4. Rusty Pipe Particles
If you live in an older home, your plumbing is likely constructed of galvanized steel or iron. While these pipes are extremely durable, over time, the galvanized coating wears off and they begin to rust. The rusting pipes can cause discolouration in your water, especially in areas where water pools as it does in toilet bowls.
The rust inside the pipes can also flake off, resulting in the sediment you see in the bottom of your toilet. This is an annoying issue for sure, and you only have three choices to remedy the situation.
- Ignore the discolouration and sediment and buy bottled water for drinking and cooking
- Install a filter on your water supply and have your water tested periodically for safety, or
- Replace your home’s plumbing system, which can be costly, both in time and money
5. Excess Mineral Deposits
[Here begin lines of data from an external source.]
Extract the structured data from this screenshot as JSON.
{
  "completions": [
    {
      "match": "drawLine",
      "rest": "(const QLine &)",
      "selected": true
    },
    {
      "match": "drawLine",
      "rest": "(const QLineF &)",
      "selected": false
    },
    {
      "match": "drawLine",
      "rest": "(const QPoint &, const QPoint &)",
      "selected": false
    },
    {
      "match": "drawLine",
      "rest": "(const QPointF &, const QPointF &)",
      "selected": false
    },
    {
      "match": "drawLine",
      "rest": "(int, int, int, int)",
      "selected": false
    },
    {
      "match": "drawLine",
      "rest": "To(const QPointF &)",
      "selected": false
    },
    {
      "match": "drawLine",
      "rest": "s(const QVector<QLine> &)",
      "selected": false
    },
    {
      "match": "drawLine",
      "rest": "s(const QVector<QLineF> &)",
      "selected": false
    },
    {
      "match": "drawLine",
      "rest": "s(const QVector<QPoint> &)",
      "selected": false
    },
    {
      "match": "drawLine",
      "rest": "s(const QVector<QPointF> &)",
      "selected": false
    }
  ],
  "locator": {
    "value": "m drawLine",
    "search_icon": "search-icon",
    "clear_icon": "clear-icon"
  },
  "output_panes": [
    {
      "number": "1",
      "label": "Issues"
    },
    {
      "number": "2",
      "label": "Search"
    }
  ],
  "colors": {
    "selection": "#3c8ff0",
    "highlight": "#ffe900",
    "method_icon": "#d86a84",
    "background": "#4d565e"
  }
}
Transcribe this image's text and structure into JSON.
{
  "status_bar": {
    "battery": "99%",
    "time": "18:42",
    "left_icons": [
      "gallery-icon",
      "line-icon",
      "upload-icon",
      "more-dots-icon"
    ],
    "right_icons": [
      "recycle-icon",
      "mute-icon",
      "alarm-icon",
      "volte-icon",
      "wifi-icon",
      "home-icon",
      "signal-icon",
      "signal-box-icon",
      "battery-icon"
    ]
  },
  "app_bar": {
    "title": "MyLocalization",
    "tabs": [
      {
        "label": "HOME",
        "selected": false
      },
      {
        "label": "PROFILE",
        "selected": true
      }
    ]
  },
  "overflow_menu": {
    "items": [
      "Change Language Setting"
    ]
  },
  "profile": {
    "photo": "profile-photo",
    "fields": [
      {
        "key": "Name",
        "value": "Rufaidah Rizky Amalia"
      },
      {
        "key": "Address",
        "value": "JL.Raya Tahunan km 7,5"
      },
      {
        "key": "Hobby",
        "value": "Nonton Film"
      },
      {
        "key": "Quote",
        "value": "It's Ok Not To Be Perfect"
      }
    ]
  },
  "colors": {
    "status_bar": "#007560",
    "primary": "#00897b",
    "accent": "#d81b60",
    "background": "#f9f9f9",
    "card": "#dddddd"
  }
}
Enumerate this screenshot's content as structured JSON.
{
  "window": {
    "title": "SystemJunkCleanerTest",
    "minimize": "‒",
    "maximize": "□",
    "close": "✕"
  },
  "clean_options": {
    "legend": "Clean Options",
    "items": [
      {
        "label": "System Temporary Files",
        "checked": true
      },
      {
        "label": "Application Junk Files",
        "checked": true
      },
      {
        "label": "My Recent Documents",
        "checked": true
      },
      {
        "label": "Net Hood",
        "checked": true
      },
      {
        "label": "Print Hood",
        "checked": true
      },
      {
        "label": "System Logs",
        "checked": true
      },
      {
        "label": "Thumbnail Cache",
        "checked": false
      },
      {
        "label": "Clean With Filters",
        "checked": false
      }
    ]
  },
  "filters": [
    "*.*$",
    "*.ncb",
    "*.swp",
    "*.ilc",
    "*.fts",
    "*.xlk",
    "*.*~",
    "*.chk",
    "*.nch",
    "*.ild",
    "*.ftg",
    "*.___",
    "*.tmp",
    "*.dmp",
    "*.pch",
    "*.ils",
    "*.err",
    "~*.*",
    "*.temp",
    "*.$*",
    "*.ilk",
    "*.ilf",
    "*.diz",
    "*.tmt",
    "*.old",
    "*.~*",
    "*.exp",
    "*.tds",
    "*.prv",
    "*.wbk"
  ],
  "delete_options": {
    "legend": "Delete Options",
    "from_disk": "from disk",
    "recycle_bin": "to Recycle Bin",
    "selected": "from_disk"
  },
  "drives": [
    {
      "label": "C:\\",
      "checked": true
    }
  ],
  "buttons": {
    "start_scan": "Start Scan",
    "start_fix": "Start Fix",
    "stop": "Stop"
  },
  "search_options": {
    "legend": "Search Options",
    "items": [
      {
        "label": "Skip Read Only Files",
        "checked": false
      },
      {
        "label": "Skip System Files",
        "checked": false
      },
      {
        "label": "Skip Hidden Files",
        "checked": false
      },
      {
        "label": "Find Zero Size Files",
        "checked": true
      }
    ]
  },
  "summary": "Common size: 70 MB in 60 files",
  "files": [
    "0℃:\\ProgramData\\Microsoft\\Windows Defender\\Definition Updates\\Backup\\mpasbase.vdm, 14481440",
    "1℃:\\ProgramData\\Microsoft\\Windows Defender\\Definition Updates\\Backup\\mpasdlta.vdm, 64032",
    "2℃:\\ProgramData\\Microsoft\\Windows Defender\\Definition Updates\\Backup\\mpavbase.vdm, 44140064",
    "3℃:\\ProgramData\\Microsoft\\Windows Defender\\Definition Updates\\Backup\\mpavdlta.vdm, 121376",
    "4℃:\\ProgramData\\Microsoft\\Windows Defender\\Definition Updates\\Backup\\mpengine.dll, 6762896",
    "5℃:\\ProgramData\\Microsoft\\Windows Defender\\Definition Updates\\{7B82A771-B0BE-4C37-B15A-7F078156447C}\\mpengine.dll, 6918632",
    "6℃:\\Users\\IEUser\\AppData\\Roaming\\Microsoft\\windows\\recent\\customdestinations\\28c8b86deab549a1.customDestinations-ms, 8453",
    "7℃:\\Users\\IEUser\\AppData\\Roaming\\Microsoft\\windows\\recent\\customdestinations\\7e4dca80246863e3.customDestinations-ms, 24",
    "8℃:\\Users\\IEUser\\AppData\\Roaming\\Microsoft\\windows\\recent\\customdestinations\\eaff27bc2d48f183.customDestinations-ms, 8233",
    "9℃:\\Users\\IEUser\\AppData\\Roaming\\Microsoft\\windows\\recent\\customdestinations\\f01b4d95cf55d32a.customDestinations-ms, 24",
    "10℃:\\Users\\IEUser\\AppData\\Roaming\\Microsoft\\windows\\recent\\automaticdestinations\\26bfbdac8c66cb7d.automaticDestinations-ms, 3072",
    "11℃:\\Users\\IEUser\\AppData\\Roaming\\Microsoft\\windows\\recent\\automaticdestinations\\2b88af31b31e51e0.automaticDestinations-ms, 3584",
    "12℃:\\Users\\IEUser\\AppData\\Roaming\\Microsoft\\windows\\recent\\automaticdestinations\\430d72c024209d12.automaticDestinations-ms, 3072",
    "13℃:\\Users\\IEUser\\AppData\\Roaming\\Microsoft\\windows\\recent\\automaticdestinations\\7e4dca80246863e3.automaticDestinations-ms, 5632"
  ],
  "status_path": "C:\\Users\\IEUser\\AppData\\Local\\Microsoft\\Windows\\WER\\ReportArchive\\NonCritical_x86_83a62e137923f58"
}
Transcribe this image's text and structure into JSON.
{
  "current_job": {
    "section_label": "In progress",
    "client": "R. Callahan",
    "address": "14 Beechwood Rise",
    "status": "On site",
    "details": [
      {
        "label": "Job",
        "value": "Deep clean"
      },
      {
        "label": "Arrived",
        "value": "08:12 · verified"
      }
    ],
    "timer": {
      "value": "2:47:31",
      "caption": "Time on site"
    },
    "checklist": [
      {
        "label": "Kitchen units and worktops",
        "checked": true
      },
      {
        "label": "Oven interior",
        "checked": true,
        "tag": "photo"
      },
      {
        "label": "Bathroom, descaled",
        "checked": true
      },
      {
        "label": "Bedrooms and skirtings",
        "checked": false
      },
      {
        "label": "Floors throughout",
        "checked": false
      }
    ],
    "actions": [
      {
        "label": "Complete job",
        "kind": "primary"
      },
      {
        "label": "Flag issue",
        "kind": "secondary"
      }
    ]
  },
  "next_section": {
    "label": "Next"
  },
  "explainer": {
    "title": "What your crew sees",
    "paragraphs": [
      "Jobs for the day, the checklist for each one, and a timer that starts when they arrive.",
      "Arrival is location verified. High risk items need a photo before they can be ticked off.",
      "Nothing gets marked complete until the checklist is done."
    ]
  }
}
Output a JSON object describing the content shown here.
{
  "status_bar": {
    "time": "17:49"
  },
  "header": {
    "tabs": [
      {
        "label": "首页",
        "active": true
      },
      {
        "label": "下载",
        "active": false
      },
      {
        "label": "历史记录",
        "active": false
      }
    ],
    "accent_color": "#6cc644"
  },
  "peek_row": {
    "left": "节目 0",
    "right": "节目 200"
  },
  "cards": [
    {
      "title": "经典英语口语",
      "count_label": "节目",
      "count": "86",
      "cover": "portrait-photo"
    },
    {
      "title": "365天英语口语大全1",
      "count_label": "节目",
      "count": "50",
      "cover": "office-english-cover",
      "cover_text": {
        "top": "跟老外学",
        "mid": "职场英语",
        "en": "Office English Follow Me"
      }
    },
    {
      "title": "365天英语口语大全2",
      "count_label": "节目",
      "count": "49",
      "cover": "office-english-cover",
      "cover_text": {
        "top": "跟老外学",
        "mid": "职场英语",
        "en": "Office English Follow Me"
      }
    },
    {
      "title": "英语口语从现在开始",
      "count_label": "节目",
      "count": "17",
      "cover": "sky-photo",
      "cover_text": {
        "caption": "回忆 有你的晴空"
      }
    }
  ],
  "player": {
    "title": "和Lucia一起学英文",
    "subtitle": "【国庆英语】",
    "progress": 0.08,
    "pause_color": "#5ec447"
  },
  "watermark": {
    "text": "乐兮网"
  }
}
In areas where hard water is present (well water), you may notice a buildup of brown or black particles inside your toilet bowl. This is especially true if your water has high levels of manganese or iron. Hard water is simply water with high levels of minerals, and it isn’t much you can do about it other than install a filter to remove some of these minerals or install a water softener that will counteract the mineral buildup.
6. Black Mold In Toilet Tank
A lot of the time when people say they have black stuff in their toilets, it is black mould rather than sediment. Bathrooms make for the perfect environment for mould growth because they are warm, dimly lit, and humid. In a toilet that isn’t cleaned or used regularly, mould can take hold and thrive. It can even return time and time if the conditions are right.
To get rid of mould growth in your toilet tank, follow the steps below.
- Remove the tank lid and place it out of the way on a towel to avoid damage.
- Pour two cups of bleach or white vinegar into the tank and allow it to sit for a few minutes.
- Put on some rubber gloves that extend to your elbows and proceed to scrub the sides of the tank to remove the mould.
- Flush the toilet to get rid of the mould particles and repeat as necessary to completely eradicate the fungus.
If you notice mould growing in your toilet bowl, use bleach or white vinegar and a toilet scrub brush to remove it. Sticking to a regular cleaning schedule will help keep mould growth at bay.
Note: You can prevent mould growth in your bathroom by keeping the room as dry as possible. Install an exhaust fan that you turn on during and after you bathe to reduce the humidity and heat. Alternatively, you can also open a window during and after your shower to allow the moisture and heat to escape. The drier you keep your bathroom, the less likely you will have mould growing in your toilet or elsewhere in the room.
As you can see, there are numerous reasons you’re seeing black stuff in your toilet bowl. From worn toilet components and damaged or old plumbing to problems with your water supply and black mould, the issue isn’t as straightforward as one might think. The good news is that black sediment in toilet bowls is usually easy to resolve using the advice I’ve given above.
FAQs Black Particles In Toilet Water
Why does black stuff keep growing in my toilet?
The black stuff you see growing in your toilet water is likely black mould. This often happens in toilets that don’t get used or cleaned regularly. The best course of action is to first clean the toilet, and then take measures to reduce moisture and heat in your bathroom.
As a retired Master Plumber Jamie has over 30 years of hands-on experience, making his plumbing knowledge second to none. He has also worked on both residential and commercial HVAC installation and repair projects.